Are Schools Doing Enough?
Content warning: suicide. If you or someone you know is struggling with thoughts of suicide, you can call the National Suicide Prevention Lifeline at 800-273-8255.
In the middle of October, the University of North Carolina at Chapel Hill canceled classes to provide a mental health day to a struggling campus population.
In a statement on October 10th, Chancellor Kevin Guskiewicz wrote, “We are in the middle of a mental health crisis, both on our campus and across the nation, and we are aware that college-aged students carry an increased risk of suicide”.
This statement came following a tragic weekend on UNC’s campus. The police department’s crime log notes the death of a student living on campus on Saturday, October 9th. By early that Sunday, another student had attempted suicide.
As the spotlight is aimed at UNC’s mental health response, the gap between what students need and what the university provides has become apparent. According to a report by WRAL, “students at UNC-Chapel Hill have said issues exacerbating mental health have been mounting this year.” The stressors of the pandemic in conjunction with the pressure of college create an untenable situation for a population that is already predisposed to anxiety disorders and major depression, says Dr. James Rachal, chairman of the department of psychiatry & psychiatrist at Charlotte-based Atrium Health Behavioral Health Services.
While students have access to resources such as UNC Counseling and Psychological Services (frequently referred to as CAPS), many online report difficulty dealing with CAPS and getting the help they need.
Other campus resources, such as Healthy Heels, stress talking about feelings of grief or overwhelm with peers, while providing lists of organizations and other resources available for students.

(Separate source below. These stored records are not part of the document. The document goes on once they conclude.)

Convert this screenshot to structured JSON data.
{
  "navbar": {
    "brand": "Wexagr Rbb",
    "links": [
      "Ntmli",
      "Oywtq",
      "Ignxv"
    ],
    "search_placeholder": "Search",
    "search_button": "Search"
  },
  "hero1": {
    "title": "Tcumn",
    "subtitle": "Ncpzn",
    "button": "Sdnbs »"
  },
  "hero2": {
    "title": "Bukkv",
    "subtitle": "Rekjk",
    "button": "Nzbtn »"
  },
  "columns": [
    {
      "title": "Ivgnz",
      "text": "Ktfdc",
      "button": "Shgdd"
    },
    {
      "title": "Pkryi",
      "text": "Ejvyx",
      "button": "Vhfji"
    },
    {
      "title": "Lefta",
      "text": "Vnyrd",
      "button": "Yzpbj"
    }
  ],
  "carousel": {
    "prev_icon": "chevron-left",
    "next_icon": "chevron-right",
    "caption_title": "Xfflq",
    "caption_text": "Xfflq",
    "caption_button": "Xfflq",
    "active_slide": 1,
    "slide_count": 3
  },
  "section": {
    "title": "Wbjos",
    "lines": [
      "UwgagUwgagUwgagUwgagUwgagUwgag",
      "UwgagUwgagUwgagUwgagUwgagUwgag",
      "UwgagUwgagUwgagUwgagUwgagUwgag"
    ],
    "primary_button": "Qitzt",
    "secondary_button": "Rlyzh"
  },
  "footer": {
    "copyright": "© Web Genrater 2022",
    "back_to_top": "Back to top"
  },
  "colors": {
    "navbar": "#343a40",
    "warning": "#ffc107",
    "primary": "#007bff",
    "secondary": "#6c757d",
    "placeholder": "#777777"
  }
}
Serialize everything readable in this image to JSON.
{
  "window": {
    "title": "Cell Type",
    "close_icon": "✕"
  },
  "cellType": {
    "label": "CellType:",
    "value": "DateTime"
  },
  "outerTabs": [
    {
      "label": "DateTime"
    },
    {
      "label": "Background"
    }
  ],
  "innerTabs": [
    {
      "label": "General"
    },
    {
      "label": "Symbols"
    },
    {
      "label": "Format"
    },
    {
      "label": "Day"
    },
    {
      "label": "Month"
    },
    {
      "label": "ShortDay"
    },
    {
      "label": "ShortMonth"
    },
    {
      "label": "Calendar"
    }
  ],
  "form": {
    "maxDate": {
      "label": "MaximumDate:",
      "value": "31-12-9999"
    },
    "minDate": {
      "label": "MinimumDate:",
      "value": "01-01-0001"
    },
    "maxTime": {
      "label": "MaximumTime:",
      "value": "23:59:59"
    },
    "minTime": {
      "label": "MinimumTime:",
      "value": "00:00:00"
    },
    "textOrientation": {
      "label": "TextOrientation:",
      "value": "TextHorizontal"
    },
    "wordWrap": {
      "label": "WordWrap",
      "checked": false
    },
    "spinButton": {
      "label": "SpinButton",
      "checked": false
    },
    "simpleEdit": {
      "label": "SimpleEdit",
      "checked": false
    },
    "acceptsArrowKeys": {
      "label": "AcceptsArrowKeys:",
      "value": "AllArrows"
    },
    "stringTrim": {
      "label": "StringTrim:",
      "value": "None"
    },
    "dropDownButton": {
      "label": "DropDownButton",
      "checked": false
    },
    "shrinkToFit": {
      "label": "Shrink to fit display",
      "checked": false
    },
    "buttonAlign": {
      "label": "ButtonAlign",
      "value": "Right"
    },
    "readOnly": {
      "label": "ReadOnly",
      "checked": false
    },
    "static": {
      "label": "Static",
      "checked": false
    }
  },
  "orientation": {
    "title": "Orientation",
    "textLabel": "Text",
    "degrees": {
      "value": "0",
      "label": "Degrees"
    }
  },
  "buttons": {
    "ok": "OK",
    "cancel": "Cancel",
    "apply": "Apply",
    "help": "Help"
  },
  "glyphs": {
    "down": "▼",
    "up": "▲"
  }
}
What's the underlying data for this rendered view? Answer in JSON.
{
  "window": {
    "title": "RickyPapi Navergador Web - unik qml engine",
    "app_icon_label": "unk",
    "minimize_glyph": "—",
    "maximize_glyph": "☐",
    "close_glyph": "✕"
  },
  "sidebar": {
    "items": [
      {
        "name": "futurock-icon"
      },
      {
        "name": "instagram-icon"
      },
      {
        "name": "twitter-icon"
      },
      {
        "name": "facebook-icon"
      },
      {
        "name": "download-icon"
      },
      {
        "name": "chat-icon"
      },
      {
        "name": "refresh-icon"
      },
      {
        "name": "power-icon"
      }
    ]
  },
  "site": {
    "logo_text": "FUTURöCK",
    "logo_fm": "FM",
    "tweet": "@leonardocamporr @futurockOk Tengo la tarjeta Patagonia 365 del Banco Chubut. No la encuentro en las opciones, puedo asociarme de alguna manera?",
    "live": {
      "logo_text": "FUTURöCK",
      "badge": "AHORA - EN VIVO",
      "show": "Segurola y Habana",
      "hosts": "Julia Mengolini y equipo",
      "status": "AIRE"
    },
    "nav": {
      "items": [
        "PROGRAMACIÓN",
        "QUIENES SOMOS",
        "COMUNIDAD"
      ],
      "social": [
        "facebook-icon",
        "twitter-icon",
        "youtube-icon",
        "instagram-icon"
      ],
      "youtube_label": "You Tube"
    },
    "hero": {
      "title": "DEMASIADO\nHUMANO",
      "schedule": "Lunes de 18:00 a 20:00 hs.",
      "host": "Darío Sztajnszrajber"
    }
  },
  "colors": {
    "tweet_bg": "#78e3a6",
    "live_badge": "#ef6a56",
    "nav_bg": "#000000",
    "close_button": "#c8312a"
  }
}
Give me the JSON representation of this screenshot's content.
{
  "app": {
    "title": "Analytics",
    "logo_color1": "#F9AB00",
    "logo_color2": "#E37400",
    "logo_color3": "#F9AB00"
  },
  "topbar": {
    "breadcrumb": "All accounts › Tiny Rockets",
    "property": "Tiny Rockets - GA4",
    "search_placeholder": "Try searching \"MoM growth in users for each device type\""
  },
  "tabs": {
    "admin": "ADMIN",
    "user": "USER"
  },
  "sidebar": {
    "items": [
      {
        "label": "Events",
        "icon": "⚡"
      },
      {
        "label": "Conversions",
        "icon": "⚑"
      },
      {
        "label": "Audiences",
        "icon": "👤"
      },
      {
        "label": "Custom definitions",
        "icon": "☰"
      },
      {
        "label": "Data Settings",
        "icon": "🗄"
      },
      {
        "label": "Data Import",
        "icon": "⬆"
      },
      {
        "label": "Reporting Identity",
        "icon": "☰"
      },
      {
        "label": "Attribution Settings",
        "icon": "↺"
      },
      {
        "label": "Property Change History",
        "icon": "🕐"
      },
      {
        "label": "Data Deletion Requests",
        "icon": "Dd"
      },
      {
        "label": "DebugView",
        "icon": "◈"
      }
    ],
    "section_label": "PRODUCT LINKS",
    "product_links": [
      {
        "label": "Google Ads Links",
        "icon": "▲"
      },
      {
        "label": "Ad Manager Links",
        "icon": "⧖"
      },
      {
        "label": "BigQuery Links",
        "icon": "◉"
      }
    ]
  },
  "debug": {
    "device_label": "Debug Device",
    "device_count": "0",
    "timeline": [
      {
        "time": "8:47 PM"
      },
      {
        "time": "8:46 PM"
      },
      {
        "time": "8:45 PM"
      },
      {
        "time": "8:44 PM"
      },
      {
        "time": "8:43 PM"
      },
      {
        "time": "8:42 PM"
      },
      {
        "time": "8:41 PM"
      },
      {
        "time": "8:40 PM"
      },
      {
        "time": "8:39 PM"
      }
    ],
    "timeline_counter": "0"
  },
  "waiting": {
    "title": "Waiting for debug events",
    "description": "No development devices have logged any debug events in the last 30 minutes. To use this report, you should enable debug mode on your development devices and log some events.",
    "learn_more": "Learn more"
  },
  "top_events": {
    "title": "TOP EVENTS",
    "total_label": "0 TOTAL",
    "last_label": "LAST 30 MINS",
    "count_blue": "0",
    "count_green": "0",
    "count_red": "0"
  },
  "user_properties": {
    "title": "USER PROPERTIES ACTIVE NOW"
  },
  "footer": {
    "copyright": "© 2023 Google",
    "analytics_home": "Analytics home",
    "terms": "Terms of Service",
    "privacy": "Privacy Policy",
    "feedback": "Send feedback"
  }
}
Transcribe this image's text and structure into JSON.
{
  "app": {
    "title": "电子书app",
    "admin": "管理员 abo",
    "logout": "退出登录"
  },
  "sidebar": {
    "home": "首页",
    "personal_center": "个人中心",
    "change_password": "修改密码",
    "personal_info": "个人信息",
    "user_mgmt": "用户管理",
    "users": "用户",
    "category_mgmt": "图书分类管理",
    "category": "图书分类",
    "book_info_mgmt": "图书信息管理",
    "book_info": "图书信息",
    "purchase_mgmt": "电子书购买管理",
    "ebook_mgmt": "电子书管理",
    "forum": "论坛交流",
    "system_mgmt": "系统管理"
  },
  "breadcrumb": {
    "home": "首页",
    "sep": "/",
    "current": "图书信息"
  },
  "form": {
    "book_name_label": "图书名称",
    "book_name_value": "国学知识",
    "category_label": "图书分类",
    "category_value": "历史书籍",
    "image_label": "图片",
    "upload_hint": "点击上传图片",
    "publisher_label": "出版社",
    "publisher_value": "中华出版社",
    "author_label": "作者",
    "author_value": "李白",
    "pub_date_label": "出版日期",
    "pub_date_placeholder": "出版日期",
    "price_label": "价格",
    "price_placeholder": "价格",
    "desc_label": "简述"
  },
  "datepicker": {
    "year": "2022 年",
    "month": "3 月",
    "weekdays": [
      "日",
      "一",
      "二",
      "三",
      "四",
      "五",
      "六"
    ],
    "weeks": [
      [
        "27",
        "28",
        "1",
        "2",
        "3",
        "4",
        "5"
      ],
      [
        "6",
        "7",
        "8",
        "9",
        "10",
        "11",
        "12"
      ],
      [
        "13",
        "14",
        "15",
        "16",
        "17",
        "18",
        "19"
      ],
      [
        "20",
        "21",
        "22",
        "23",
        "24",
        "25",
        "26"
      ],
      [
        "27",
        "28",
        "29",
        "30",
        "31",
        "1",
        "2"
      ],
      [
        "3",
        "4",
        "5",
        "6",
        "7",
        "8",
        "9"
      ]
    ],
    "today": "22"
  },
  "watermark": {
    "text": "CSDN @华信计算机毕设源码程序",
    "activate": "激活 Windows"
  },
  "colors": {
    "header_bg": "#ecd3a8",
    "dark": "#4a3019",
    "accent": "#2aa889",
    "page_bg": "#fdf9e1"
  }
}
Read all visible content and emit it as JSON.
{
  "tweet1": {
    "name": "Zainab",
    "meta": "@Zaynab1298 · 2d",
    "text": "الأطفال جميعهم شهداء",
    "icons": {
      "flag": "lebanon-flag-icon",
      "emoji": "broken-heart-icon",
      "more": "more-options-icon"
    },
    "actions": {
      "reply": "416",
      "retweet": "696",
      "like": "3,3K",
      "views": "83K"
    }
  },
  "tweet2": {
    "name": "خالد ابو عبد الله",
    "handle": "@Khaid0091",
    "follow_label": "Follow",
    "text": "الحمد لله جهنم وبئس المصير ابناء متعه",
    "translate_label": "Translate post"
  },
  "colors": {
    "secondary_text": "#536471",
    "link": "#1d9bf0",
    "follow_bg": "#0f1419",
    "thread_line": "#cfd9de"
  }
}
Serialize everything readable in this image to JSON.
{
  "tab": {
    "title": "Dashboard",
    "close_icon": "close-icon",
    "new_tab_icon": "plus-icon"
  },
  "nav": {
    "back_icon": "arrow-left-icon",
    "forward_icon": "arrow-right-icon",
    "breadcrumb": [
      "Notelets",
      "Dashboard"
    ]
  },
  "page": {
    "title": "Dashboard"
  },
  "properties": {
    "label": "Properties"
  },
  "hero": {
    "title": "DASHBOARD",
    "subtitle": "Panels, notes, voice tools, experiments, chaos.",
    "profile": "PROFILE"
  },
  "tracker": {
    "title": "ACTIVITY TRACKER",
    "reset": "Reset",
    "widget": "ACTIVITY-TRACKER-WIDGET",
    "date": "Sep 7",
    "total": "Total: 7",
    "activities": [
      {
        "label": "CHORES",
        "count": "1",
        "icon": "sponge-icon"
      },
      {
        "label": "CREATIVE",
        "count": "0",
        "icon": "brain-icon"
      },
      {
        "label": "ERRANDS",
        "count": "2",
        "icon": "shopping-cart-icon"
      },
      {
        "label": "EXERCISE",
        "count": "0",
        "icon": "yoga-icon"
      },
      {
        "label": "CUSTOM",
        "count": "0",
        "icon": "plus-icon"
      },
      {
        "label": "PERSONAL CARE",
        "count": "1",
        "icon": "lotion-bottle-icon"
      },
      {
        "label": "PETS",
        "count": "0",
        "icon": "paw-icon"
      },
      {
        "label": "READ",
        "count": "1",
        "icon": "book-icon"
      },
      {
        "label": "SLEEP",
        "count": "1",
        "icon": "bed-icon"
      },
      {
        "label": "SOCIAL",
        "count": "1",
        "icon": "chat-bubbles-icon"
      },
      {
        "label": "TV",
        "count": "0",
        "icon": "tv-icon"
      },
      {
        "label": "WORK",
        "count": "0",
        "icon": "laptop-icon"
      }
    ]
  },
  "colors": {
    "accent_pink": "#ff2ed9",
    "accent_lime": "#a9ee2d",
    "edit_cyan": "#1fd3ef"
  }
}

In an Instagram post welcoming students back from fall break, Healthy Heels acknowledges the difficulties of the year:
As UNC and other universities throughout the country tackle systemic mental health issues on their campuses, know that help is available for you or someone you love:
Call 911 if you or someone you know is in immediate danger or go to the nearest emergency room.
Call 1-800-273-TALK (8255); En español 1-888-628-9454
Use Lifeline Chat on the web
The Lifeline is a free, confidential crisis service that is available to everyone 24 hours a day, seven days a week. The Lifeline connects people to the nearest crisis center in the Lifeline national network. These centers provide crisis counseling and mental health referrals.
Text “HELLO” to 741741
The Crisis Text hotline is available 24 hours a day, seven days a week throughout the U.S. The Crisis Text Line serves anyone, in any type of crisis, connecting them with a crisis counselor who can provide support and information.